Updated: Feb 17
Taking out the trash does not have to be a daily – or even weekly – chore. In our house, we take out one 4-gallon trash bag (that’s the small, under-the-counter size) every three weeks*. Our trash never stinks and it is never over-flowing. Here’s how:
Consume Less! The first and simplest way to avoid throwing things away is not to buy them in the first place. Shop wisely for items that will last a long time and only buy things when you really need them. The less stuff you bring into your home, the less stuff needs to be taken out of it. Read The Joy of Less, if you want some inspiration.
Shop Naked! The less packaging your purchases are wrapped in, the less packaging you need to throw away. Growing and making your own food is, of course, the easiest way to do this, but shopping for locally grown and produced items usually means less packaging too. And while we’re on the topic of being naked, disposable diapers are a major contributor to household waste too, so choose fabric diapers and compost them at their end of life. And, ladies, your period doesn’t have to mean lots of trash – learn how to have a zero waste period here.
Compost! One of the largest contributors to household garbage is food waste. We throw away the skins, cores, pits, leaves, and other leftovers each time we cook and then we throw away what we don’t eat of our meals. In order to avoid this – and to keep your garbage smelling fresh – compost all food scraps. To learn more about composting basics, please read Rachel’s post here. And remember, some surprising things can be composted: pet and human hair, anything 100 percent cotton, latex, or other natural materials, shredded paper, and wood ash, to name a few.
The little tin pail stays on the counter. When it is full, we empty it into the tumbler. When the tumbler is full, we empty it onto the garden.
Recycle! Many things we throw away can be recycled. Each town has it’s own list of acceptable and unacceptable items for curbside recycling and you’d be surprised at some of the things you can recycle easily (here is Concord’s list). But many items not accepted curbside can still be recycled. Plastic bags can be recycled at the grocery store and broken electronics can be recycled at the electronics store. Terracycle is a great place to get started with recycling less-common items. For example, our family tries really hard to avoid packaging, but we still love salty snacks.

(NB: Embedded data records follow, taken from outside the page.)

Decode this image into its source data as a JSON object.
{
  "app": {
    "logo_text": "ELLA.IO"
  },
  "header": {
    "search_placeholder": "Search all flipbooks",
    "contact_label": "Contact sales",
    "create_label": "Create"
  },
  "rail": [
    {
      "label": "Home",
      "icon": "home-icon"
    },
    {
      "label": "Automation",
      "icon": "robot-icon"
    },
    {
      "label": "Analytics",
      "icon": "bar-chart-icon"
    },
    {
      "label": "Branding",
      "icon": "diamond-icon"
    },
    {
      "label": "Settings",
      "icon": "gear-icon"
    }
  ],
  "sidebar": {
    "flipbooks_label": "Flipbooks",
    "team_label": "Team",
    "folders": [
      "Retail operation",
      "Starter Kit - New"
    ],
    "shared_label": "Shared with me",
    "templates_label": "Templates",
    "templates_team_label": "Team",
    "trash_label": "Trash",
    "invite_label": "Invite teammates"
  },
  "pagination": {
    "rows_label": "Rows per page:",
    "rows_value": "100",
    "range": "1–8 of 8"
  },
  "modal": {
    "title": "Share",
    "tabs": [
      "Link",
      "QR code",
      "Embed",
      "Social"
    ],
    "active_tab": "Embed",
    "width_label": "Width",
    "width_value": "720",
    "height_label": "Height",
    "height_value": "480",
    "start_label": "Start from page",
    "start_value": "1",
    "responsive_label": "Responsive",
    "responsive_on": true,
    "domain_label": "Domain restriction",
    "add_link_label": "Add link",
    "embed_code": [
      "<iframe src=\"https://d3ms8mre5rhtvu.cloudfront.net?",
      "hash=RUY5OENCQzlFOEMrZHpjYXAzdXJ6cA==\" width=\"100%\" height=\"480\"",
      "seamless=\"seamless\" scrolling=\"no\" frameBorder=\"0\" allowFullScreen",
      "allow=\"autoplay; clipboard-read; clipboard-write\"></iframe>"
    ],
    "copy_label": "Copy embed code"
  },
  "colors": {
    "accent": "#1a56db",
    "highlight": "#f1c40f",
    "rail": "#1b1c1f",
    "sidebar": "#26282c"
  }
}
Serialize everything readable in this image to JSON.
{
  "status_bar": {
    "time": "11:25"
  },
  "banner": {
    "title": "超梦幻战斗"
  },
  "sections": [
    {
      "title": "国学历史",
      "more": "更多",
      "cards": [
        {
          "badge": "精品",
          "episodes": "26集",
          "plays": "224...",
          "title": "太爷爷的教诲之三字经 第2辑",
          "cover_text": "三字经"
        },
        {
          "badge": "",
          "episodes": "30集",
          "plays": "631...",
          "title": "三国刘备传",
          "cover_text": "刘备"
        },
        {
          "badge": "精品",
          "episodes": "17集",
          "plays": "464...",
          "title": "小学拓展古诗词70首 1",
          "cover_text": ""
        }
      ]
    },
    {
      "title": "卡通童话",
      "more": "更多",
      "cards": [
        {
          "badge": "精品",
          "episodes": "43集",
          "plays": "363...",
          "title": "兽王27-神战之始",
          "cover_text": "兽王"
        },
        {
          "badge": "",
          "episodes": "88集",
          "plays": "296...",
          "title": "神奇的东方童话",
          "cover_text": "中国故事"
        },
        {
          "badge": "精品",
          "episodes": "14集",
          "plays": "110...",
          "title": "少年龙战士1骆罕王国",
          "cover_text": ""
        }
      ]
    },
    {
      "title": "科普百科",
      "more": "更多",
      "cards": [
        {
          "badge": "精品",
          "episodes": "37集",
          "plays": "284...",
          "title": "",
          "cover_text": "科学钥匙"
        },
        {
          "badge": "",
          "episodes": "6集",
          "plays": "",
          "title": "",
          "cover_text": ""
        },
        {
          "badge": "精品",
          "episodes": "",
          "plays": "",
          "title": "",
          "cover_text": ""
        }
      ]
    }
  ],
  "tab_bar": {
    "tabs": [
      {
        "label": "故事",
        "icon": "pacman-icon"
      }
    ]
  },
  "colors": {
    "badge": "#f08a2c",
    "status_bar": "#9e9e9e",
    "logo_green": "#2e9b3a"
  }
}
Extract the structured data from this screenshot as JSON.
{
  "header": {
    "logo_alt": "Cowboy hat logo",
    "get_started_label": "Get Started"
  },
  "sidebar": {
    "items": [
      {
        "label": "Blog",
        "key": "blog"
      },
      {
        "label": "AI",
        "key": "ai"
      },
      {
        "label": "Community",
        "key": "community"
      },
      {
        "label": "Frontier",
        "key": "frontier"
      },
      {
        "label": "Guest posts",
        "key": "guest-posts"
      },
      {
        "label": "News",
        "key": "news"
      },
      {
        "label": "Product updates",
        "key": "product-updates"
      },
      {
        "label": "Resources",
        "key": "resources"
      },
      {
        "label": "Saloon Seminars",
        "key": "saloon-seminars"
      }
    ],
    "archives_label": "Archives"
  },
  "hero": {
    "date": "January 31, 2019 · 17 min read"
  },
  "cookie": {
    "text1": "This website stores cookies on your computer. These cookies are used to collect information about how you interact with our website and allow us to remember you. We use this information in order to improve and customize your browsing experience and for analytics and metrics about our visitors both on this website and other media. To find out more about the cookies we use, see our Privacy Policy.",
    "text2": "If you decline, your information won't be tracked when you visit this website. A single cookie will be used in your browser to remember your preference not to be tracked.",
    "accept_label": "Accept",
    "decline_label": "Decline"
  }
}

So we buy Late July products and recycle the packaging through the Late July Terracycle program. It takes more time, but it feels better than throwing things out.
Repair! Could the item you are planning to toss be repaired? If you still want to use something, but it’s not working, missing a piece, or broken in some way, try contacting the company first. You’d be amazed how easy it can be to troubleshoot a common issue or to get a new part (usually for free or minimal cost). And, if you can’t repair it yourself, ask around before you toss something.
This lawnmower was on the side of the road in pieces. A little duct tape, and the mower works great!
Donate! Before you toss something, ask yourself: Would anyone, anywhere use this again? If the answer is yes, then donate it. I always try to find a home for a well-worn item myself because often donation centers don’t like them, but worst case scenario, the donation center will trash the item (at least you tried!).
If you follow these steps, you too can eliminate household waste and turn a daily chore into a breeze. I know it may seem daunting at first, but if you choose to focus on one step at a time, you will quickly gain confidence. I would also recommend reading Zero Waste Home as a starting point to living a waste free lifestyle.
*Although this may seem like a small amount of trash, we can definitely do better. There are people who throw away that amount in a year! Everyone is on a journey and we can all keep improving.